**WHAT THE TASK ASKS:** Read through the material below and copy each line in which the word "Manager" occurs.

________________________________________

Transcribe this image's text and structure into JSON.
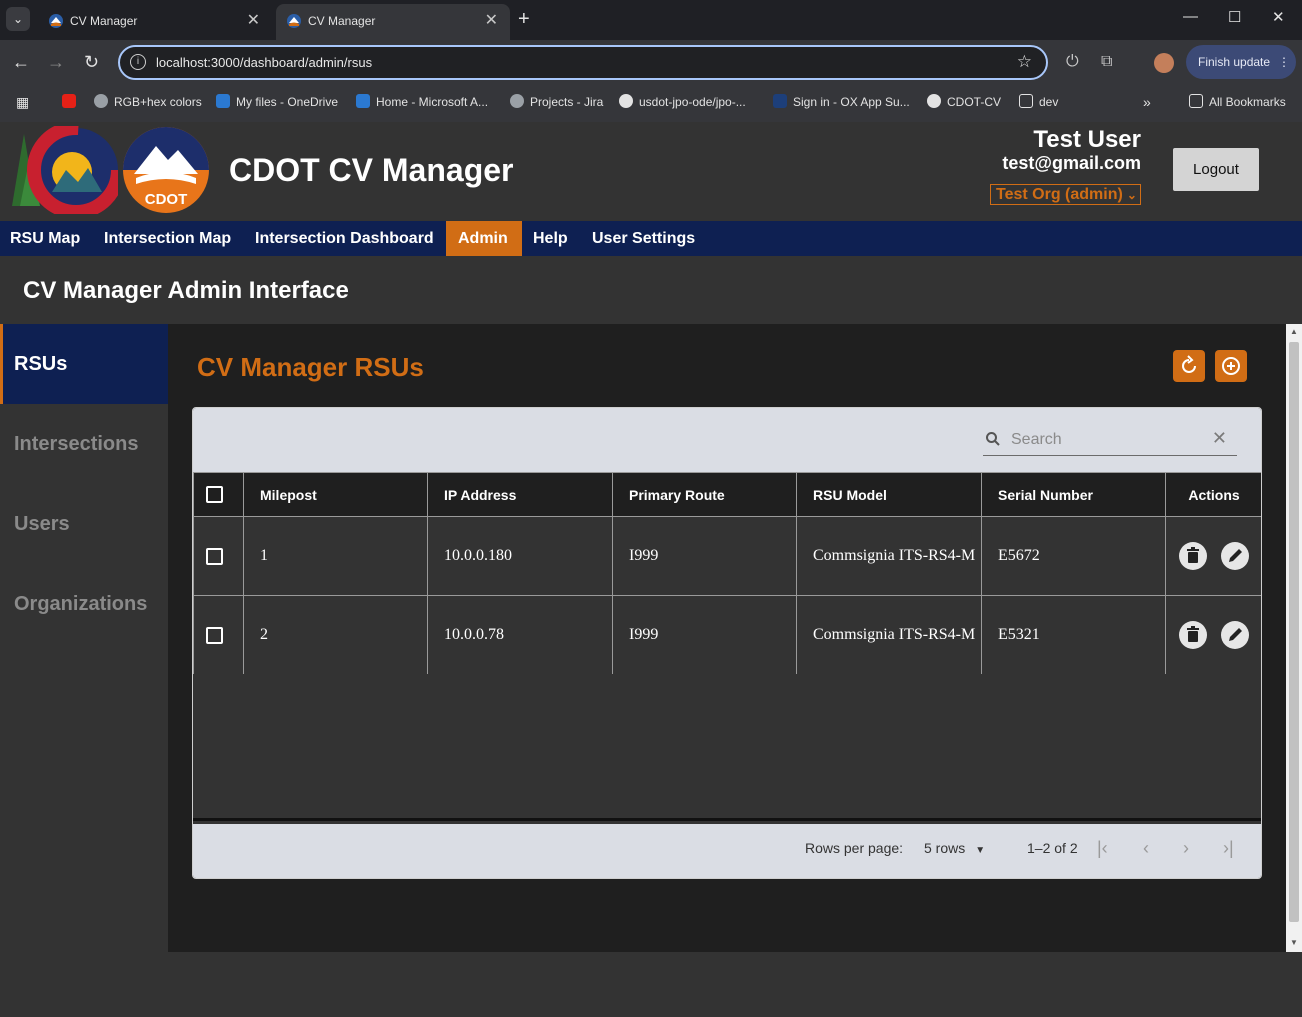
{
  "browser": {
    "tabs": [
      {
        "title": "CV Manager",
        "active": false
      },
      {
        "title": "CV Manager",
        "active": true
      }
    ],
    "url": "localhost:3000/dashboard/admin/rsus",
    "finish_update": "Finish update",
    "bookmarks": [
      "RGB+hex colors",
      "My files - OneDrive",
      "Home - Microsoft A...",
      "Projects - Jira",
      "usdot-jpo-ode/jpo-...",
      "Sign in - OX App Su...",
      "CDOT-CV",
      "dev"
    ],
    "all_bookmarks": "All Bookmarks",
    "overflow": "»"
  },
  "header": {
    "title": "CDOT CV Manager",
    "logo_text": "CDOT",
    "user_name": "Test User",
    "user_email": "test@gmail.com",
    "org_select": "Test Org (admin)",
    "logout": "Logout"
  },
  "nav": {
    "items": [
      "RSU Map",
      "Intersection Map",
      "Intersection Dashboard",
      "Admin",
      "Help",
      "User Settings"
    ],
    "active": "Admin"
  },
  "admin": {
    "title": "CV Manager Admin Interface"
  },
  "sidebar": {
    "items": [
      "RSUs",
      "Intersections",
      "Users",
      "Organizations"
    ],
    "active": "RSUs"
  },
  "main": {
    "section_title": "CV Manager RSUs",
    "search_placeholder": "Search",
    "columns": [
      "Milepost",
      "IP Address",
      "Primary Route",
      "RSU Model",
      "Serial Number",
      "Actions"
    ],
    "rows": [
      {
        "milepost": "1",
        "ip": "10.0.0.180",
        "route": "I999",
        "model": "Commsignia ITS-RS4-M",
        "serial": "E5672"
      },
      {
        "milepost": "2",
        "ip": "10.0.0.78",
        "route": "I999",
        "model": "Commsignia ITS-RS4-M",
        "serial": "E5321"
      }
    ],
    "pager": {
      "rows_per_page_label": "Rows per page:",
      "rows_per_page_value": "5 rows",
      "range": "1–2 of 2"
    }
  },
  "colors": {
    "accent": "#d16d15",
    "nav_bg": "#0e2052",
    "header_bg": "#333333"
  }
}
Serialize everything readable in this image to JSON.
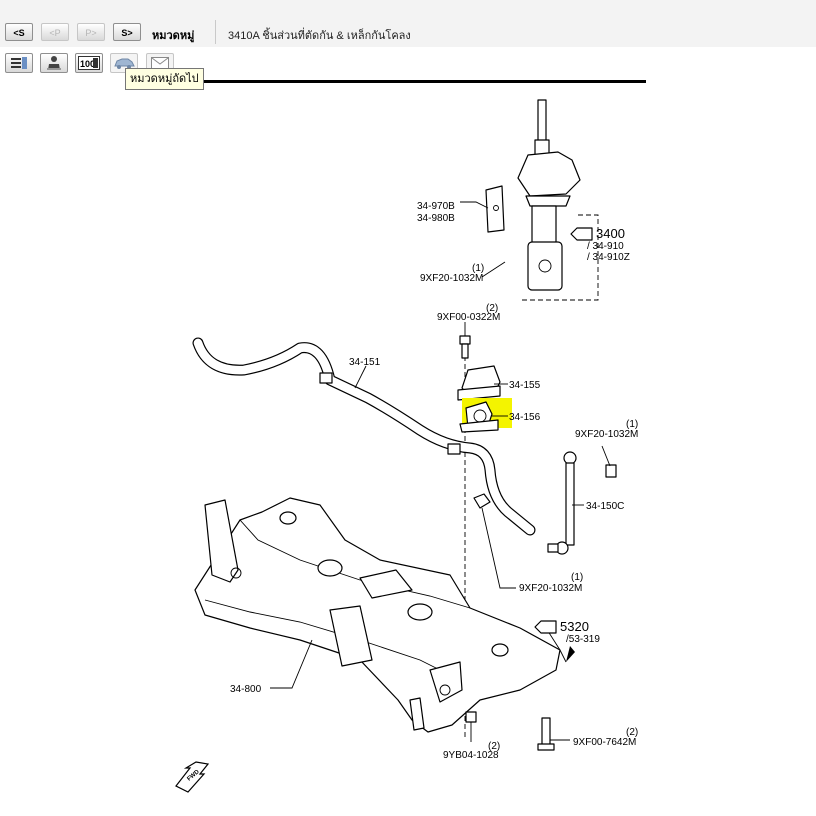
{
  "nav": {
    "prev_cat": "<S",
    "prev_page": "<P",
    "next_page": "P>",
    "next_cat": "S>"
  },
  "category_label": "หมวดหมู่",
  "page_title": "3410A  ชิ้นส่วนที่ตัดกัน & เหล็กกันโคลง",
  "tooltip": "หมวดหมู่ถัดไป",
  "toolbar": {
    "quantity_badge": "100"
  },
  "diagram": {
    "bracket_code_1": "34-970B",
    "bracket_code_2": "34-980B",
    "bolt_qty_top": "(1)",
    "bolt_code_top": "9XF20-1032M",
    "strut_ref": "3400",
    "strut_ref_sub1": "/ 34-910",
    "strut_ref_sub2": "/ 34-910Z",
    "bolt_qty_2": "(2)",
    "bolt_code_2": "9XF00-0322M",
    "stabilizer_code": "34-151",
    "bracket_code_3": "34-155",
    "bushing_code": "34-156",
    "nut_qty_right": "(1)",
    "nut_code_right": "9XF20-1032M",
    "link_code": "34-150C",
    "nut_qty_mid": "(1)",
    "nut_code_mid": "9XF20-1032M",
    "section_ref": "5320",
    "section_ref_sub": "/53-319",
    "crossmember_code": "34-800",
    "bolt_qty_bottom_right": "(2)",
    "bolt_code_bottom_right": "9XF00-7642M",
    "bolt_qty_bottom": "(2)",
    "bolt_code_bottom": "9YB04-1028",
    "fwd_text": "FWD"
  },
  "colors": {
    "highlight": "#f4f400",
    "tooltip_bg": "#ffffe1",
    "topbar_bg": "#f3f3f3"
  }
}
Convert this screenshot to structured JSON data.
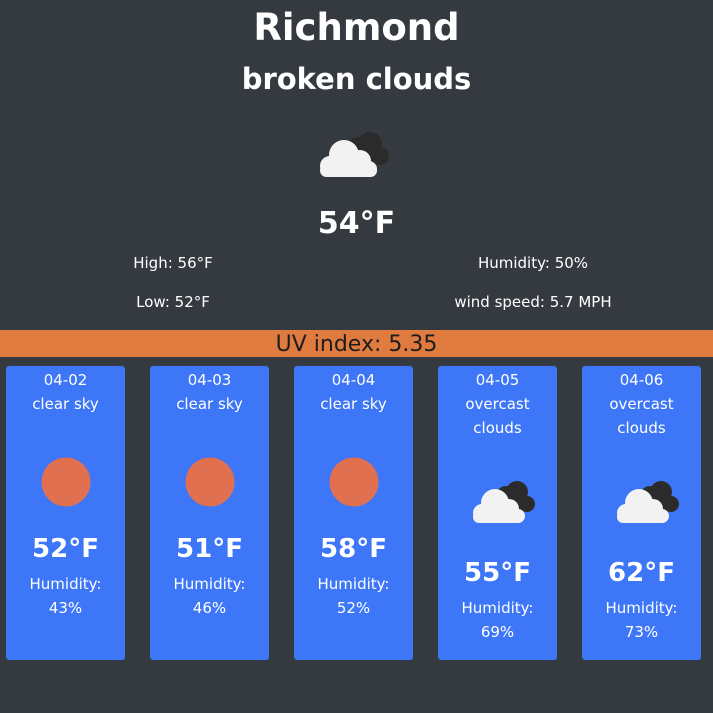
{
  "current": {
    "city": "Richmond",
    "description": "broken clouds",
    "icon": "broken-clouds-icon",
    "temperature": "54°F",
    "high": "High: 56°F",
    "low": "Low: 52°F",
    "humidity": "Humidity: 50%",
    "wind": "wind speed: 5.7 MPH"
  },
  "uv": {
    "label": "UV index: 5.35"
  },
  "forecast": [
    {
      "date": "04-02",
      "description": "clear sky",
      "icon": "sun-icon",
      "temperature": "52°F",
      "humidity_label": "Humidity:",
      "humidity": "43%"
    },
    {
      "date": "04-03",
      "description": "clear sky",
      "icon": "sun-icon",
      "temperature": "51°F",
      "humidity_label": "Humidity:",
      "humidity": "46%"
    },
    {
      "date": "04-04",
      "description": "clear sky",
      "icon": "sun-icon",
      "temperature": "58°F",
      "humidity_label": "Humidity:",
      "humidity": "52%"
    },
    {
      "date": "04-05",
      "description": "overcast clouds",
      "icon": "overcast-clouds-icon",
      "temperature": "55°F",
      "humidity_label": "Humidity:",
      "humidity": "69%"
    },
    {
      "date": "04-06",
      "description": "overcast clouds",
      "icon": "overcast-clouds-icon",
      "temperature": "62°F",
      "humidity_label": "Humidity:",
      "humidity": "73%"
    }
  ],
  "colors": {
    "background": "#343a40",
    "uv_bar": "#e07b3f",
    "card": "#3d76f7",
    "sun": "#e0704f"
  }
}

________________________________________

**FINAL ANSWER:**
        "title": "CV Manager",
        "title": "CV Manager",
    "title": "CDOT CV Manager",
    "title": "CV Manager Admin Interface"
    "section_title": "CV Manager RSUs",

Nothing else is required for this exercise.